The report indicated employees are finding it more difficult to feel motivated to work and to concentrate. A startling one-quarter of Canadians are considering a career change despite their employers handling the pandemic well.
We’ve learned much in the past year. I’ve had several friends retire or make the brave and bold decision to simply leave their jobs. We’ve realized humans were not meant to spend entire days in dark rooms on devices. It’s not natural. We’ve also learned there is more to life than work.
As we slowly emerge from the darkest days of this pandemic, we will all be faced with choices. Be brave in your choices, and whatever you do, stop being your own worst enemy.
One of the best Quora posts I ever read was someone who posed the question, “Is this all there is?” The author bared his soul, sharing his story about how he struggled with this question and how the implications of his answer compelled him to make monumental changes in his life.
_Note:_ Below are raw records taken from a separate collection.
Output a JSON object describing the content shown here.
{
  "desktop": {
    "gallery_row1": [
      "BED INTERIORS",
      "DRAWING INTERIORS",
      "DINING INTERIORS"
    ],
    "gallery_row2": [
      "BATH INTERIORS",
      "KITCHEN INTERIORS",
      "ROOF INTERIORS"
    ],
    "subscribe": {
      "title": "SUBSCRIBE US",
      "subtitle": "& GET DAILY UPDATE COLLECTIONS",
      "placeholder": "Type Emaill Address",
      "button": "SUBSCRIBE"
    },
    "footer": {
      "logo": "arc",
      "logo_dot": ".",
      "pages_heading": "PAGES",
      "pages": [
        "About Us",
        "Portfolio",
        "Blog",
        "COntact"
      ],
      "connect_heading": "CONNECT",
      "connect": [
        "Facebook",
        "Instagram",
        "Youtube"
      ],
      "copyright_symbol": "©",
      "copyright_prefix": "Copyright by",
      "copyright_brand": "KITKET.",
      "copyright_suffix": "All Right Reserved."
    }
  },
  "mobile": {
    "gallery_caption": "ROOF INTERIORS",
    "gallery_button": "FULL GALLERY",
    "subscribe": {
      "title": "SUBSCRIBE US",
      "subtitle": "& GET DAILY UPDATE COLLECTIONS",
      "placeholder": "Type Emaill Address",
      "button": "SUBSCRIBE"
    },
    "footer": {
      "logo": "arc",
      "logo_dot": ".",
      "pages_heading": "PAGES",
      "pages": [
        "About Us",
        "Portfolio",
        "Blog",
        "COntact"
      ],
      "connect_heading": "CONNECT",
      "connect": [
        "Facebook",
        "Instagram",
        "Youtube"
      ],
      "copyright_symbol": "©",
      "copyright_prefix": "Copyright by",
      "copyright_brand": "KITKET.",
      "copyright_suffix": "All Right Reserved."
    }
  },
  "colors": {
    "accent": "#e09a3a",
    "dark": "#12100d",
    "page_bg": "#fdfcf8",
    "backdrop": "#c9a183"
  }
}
For many of us, our lives are never ending hamster wheels. Get up. Work. Make dinner. Squeeze in an hour of exercise. Watch TV for an hour. Do it all over again. At some point, we will inevitably ask ourselves, is this all there is?
I know my answer. While there are days when life’s routine wears me down, I have lived a good life.
I have watched the migration of the wildebeast and zebras in the setting sun of the Serengeti.
I have strolled along the banks of the Seine, the Thames and the Hudson.
I have explored the stopes of a gold mine thousands of feet underground, and hiked to the peaks of majestic mountains.
I have swam with dolphins, raced through forests on dog sleds, and snorkeled with schools of exotic fish in clear sparkling waters.
I have hiked glaciers on mountainsides and ziplined through the canopy of the rainforest.
I have known the love and respect of a wonderful man who has been my soul mate and partner for more than 30 years.
I have experienced the joy of watching my children grow, from taking their first uncertain steps, to watching their chubby little legs race down our hill to the lake on a warm summer’s day, to blossoming into the beautiful, strong, independent young women they’ve become today.
I have cherished friends who know me better than I know myself.
And I have enjoyed the peace and tranquility of living for almost two decades on my beautiful spring-fed lake and all the joys it brings each season.
I hope life brings more adventures, but if this is all there is, I’m OK with that. I choose to find joy each day in my small, simple life, and be grateful for the life I have lived.
This week’s #HappyAct is dedicated to the memory of my sister-in-law, Karen Gillies who passed away this week and who was taken from us far too young. An amazing wife, mother and friend, she embodied kindness and grace. Karen told us that she had come to accept her fate. I derive some comfort in knowing that Karen would have answered the question, is this all there is, the same way.